"What we found on the evidence available was that elite athletes (mostly men) live longer than the general population, which suggests that the beneficial health effects of exercise, particularly in decreasing cardiovascular disease and cancer risk, are not necessarily confined to moderate doses," comments senior investigator Dr. Alejandro Lucia of the European University Madrid. "More research is needed however, using more homogeneous cohorts and a more proportional representation of both sexes."

[pullquote align="right"]"Approximately one out of 20 people is overdoing exercise."[/pullquote]

"Extrapolation of the data from the current Williams and Thompson study to the general population would suggest that approximately one out of 20 people is overdoing exercise," said Dr. James H. O'Keefe, a cardiologist at St. Luke's Mid America Heart Institute in Kansas City, Missouri, and first author of an editorial on "Exercising for Health and Longevity versus Peak Performance: Different Regimens for Different Goals," which appears in the same issue. Along with co-authors Carl "Chip" Lavie, MD, and Barry Franklin, PhD, he explains that "we have suggested the term 'cardiac overuse injury' for this increasingly common consequence of the 'more exercise is better' strategy."

Even so, these authors state that about 10 out of every 20 people are not getting the minimum recommended amount of physical activity (>150 minutes/week of moderate exercise).[divider]

Watch a video with co-author Carl "Chip" Lavie, MD

[divider]

How much exercise is safe?

Drs. O'Keefe, Franklin and Lavie point out that a weekly cumulative dose of vigorous exercise of not more than about five hours has been identified in several studies to be the safe upper range for long-term cardiovascular health and life expectancy, and that it may also be beneficial to take one or two days a week off from vigorous exercise, and to refrain from high-intensity exercise on an everyday basis. They propose that individuals from either end of the exercise spectrum (sedentary people and over-exercisers) would probably reap long-term health benefits by changing their physical activity levels to be in the moderate range.

Dr. Lavie, a cardiologist at the John Ochsner Heart and Vascular Institute in New Orleans, summed up their findings:

For patients with heart disease, almost all should be exercising, and generally most should be exercising 30 to 40 minutes most days, but from a health standpoint, there is no reason to exercise much longer than that and especially not more than 60 minutes on most days. As Hippocrates said more than 2,000 years ago, 'If we could give every individual the right amount of nourishment and exercise, not too little and not too much, we would have found the safest way to health.'

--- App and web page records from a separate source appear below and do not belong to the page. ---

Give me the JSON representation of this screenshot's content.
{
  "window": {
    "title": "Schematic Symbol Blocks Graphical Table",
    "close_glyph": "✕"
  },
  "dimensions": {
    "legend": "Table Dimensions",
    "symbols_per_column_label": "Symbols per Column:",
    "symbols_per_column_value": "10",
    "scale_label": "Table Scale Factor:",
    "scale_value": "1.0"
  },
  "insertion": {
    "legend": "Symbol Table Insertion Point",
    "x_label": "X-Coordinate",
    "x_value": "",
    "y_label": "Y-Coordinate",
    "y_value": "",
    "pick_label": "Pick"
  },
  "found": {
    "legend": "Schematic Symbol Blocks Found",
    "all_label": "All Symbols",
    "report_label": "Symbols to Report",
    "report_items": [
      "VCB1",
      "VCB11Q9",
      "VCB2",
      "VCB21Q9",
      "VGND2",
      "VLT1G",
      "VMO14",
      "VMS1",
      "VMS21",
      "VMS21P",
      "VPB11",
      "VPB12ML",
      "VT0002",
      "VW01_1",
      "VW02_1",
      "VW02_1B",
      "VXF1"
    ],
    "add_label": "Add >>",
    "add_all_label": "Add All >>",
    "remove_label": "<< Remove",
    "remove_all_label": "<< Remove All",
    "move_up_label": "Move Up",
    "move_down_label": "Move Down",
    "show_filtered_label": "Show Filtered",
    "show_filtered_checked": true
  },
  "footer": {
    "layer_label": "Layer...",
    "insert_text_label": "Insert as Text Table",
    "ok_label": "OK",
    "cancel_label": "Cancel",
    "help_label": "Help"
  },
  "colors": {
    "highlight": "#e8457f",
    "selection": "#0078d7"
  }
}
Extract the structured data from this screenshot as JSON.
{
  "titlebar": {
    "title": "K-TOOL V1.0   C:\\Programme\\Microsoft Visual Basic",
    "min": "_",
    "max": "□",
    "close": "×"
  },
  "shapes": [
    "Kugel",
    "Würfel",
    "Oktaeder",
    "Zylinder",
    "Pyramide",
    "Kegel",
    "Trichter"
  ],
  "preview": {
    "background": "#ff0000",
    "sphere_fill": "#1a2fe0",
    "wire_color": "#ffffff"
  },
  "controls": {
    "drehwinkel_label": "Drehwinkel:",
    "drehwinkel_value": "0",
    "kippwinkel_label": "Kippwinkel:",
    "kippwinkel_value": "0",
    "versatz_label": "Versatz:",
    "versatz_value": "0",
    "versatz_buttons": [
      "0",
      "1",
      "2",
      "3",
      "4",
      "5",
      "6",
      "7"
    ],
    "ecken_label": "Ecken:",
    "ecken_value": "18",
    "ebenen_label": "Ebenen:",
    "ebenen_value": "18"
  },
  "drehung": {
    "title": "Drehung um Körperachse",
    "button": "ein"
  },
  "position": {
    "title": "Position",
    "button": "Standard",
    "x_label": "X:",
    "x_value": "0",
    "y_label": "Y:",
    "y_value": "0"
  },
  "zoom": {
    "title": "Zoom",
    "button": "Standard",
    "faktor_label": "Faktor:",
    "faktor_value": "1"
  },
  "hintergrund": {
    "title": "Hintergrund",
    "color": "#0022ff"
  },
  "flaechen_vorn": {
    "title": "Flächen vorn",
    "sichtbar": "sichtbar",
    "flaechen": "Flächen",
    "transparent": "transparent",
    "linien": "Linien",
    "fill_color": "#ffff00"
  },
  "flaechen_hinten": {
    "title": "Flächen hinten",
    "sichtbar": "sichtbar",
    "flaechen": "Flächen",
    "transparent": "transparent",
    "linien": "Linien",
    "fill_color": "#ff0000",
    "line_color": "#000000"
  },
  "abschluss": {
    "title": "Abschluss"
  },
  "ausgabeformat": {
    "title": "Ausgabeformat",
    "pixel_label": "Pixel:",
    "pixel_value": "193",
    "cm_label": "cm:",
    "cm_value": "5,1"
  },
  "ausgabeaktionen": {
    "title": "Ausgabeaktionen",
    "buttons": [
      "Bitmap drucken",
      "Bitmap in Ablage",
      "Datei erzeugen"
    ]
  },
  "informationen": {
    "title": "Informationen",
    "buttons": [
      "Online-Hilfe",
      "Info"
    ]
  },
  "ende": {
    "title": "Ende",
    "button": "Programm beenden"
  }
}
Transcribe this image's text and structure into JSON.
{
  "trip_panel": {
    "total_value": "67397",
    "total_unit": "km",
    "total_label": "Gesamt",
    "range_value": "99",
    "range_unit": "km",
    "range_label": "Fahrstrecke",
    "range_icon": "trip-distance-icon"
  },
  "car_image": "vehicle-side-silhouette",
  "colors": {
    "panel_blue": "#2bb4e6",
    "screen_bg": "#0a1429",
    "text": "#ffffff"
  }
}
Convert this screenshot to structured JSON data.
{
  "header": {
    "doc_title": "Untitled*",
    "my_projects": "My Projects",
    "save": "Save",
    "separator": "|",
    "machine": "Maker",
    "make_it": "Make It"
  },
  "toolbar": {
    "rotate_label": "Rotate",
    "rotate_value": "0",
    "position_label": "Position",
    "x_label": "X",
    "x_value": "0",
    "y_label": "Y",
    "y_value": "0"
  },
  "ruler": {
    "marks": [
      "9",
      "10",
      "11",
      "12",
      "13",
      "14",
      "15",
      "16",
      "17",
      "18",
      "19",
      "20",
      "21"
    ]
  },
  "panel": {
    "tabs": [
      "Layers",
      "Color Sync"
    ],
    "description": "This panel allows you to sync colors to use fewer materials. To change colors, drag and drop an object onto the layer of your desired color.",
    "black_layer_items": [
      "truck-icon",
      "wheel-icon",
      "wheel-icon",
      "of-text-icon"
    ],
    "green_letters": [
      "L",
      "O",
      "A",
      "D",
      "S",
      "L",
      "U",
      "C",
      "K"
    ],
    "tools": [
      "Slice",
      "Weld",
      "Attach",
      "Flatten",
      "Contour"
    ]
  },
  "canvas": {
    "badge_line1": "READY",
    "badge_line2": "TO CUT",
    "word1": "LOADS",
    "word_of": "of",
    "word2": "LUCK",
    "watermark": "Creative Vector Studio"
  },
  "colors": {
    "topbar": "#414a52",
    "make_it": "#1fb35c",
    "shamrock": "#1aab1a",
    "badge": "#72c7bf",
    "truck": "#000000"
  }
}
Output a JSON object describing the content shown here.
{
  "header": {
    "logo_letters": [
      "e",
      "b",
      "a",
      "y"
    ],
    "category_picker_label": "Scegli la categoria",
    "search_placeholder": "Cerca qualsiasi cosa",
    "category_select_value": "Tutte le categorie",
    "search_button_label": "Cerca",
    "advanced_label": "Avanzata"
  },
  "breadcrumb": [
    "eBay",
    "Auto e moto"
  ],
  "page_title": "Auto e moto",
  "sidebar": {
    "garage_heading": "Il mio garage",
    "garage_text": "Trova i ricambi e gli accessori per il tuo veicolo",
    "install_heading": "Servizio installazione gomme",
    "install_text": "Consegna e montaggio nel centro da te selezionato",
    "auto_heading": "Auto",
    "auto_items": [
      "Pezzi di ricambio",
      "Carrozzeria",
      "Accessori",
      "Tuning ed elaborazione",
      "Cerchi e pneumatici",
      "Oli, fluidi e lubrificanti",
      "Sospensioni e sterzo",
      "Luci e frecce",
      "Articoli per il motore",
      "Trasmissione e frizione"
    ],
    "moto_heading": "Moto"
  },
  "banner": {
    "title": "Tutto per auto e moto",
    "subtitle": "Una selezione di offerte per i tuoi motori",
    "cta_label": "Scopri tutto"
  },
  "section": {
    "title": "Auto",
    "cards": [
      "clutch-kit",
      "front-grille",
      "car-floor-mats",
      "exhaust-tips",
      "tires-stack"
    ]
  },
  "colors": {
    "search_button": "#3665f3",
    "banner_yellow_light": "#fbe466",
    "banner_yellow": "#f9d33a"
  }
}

"I and my co-authors believe this assessment continues to provide wise guidance," he concluded.

Read the articles

All three articles are freely available online in Mayo Clinic Proceedings in advance of Volume 89, Issue 9 (September, 2014), published by Elsevier:

[divider]

Elsevier Connect Contributor

Eileen Leahy has handled media outreach for 14 years for a portfolio of Elsevier Health Sciences journals, including the American Journal of Preventive Medicine, Mayo Clinic Proceedings and The American Journal of Medicine. An experienced STM journal marketer, Eileen was responsible for the launches of numerous journals while on staff at Elsevier, most notably, the Journal of the American College of Cardiology and Gastroenterology. She continues working as an independent consultant specializing in the development and marketing of innovative online full-text publications.



comments powered by Disqus

Related Articles